Whenever actresses today speak of the need for more strong female leads in movies they owe an incalculable debt to the courage of women such as Olivia de Havilland for initiating the shifts in law and mindset that make change possible.

Here is a selection of her most memorable roles.

Opposite her life-long friend Bette Davis, de Havilland played the virtuous sister to the scheming, seductive Davis. Despite the Hollywood production code, director John Huston got away with some very edgy content, including incestuous teasing. De Havilland was hitting the end of her “good girl” phase with her sturdy, blemish-free performance.

Entering her more challenging chapter, de Havilland plays an unmarried mother forced to give up her son, though she can’t give up her maternal instincts. She won her first best-actress Oscar for an outstanding, subdued performance yet, for some bizarre reason, the film remains extremely difficult to find.

Every great movie career has its mis-steps, but though this psychological drama doesn’t quite work de Havilland’s double-turn as twin sisters – one nice, the other not-so-nice – suspected of murder show how game an actress she was. De Havilland clearly bit off more than she could chew, and it didn’t help that the film came out soon after A Stolen Life, in which Bette Davis did a better job playing twins.

In her stunning portrayal of a disturbed woman suffering from deeply buried childhood trauma, de Havilland caused a sensation in one of Hollywood’s first serious films to tackle the thorny topic of mental illness. Any doubts that she was a serious actress capable of pulling off tough roles were blown away by her compelling performance, which scored her an Oscar nomination in a controversial film credited with igniting nationwide reform in mental facilities.

As the shy, unattractive daughter of a wealthy, pushy father (Ralph Richardson) de Havilland had to sell her homely heroine as somebody who could stand up both to her dad and to the questionable motives of her lover (Montgomery Clift). In a solid performance that earned her a second Oscar, this faultless adaptation of Henry James’ Washington Square still shines as one of de Havilland’s greatest screen portrayals.

Playing a hobbled woman stuck in an elevator and terrorized by urban thugs, it’s de Havilland versus the young, violent James Caan (in his big-screen starring debut). Much like the Hollywood studio system, he greatly underestimates her resolve in this edgy black comedy about suburban alienation.

As the envious, money-hungry cousin to a mentally aberrant Bette Davis, de Havilland plays it sweet and nice as she schemes with her lover (Joseph Cotton) to swindle Bette out of her fortune. On balance, this is de Havilland’s best bad girl role. Director Robert Aldrich, who had just triumphed with Whatever Happened to Baby Jane, clearly clicked with de Havilland’s love of darker, meatier roles.

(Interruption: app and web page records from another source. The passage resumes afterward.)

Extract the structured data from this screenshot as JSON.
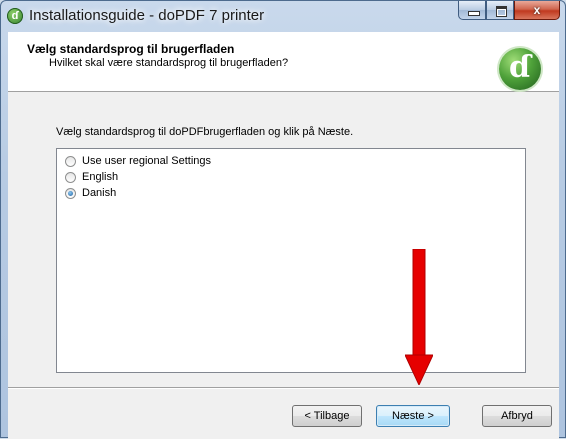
{
  "window": {
    "title": "Installationsguide - doPDF 7 printer",
    "close_glyph": "x"
  },
  "header": {
    "title": "Vælg standardsprog til brugerfladen",
    "subtitle": "Hvilket skal være standardsprog til brugerfladen?"
  },
  "main": {
    "instruction": "Vælg standardsprog til doPDFbrugerfladen og klik på Næste.",
    "options": [
      {
        "label": "Use user regional Settings",
        "checked": false
      },
      {
        "label": "English",
        "checked": false
      },
      {
        "label": "Danish",
        "checked": true
      }
    ]
  },
  "footer": {
    "back_label": "< Tilbage",
    "next_label": "Næste >",
    "cancel_label": "Afbryd"
  },
  "annotation": {
    "arrow_color": "#e60000"
  }
}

It’s strange. Of the eight films they made together this was the only screwball comedy de Havilland made with Errol Flynn. Oddly, they never made another, despite their obvious, box office-friendly chemistry.

Just as Flynn will always be known as the definitive Robin Hood, de Havilland’s fun mixture of coyness and spunk will forever be the Maid Marian against whom all others shall be measured.

Vivien Leigh’s Scarlett O’Hara might have been the centrepiece of the ultimate Hollywood epic, yet de Havilland’s Melanie Hamilton Wilkes made it work by providing the crucial dramatic counterweight. Only 22 when she made it, her terrific performance coupled with film’s phenomenal success gave de Havilland the leverage she needed to develop beyond her “rescue fodder” roles into deeper, more meaningful characters.